I asked Dobie about how he got into comedy, he started in 1983 in Milwaukee but he moved to Chicago in 1985. He shares how easy it was to get bookings every week around that time. Which reminded me of my experiences and I tell people all the time if I had to start doing comedy today I don’t think I would have stuck with it. I was on the road after a year and a half to two years. I look back and people were getting punished every night and somebody was enjoying it I certainly wasn’t. Dobie goes on the share the origins of the title “Mr. Lucky” and all the situations in life that led up to adopting that name. We transition to talking about Dobie’s upbringing and how he was raised by his grandfather. I share about my experiences parenting and how I never got stupider in life than when my kids got hormones. They just woke up one day and the wondered how I managed to make it from day to day. Dobie and I talk about our up bringing and the differences in our childhoods. We share the dynamic of the both of us being being the baby in the family. We talk about how being the last child probably led to comedy and me being on the road 50 weeks out of the year in the 80 when I met my wife.
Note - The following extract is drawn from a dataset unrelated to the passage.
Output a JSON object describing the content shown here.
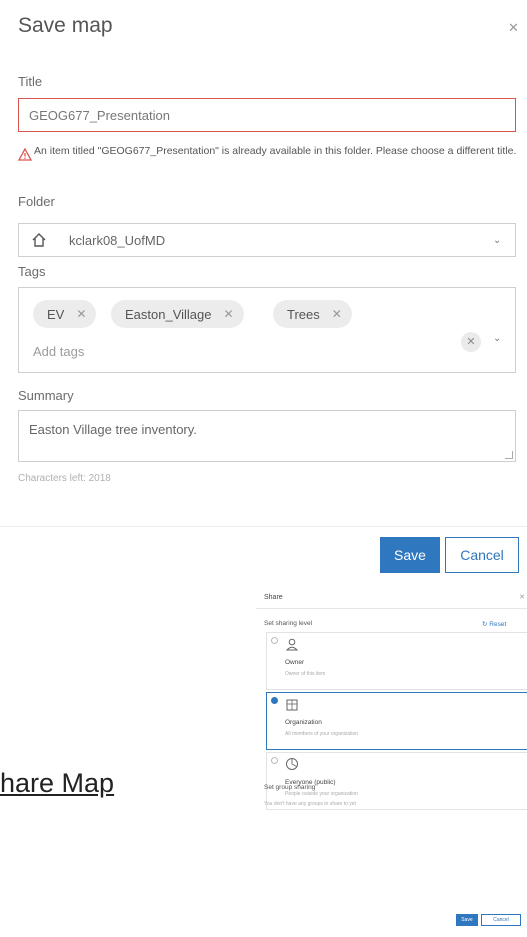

I then ask Dobie to share about how he’s not teaching comedy at a college, that came from a freak accident where he drove over live power lines he got in a big account and had to lear to walk gain. Someone wrote an article about the incident and a college saw the article and offered him a job while he recovered. He mades it clear to all his students that his class isn’t a class where they can learn to be funny but he was encourage and gave a few tools that have helped him and he’s able to share all of his short comings as lessons for others to learn from.
An Examined Life with Jeff Allen 49: Nathan Cochran of Mercy Me, part 2
Today we’re talking to Nathan Cochran from Mercy Me! We kick off our interview with talking about social media and what Nathan has to do to avoid the trolls of the internet. He shares how the band as a whole has to be careful about what they post online because they all represent each other and the wrong tweet or post could open the floodgates to critics. I shared some advice a friend gave me years ago, “Don’t preach and don’t do any political.” Because doctrine causes problems and politics cause problems.
Changing gears we talk about the new Mercy Me albums that were just released. Not only did they release a new album but they also made a new Christmas album at the same time. Nathan shares how it’s a little over whelming normally just releasing one album let alone two! We talk about the process it takes to make an album. Nathan shares that they make the musical track first, then Bart predominantly writes the lyrics.
I asked Nathan if that process takes a while, he shared that it can sometimes take a while but those tend to be the songs they love the most as a band. The fans tend to love the songs that come the easiest and are made in 5 minutes. But they keep playing the songs they love even though the crowd just sits there and stares at them because they love those songs.
We close out the podcast with talking about Nathan’s hobbies and family, including his five children.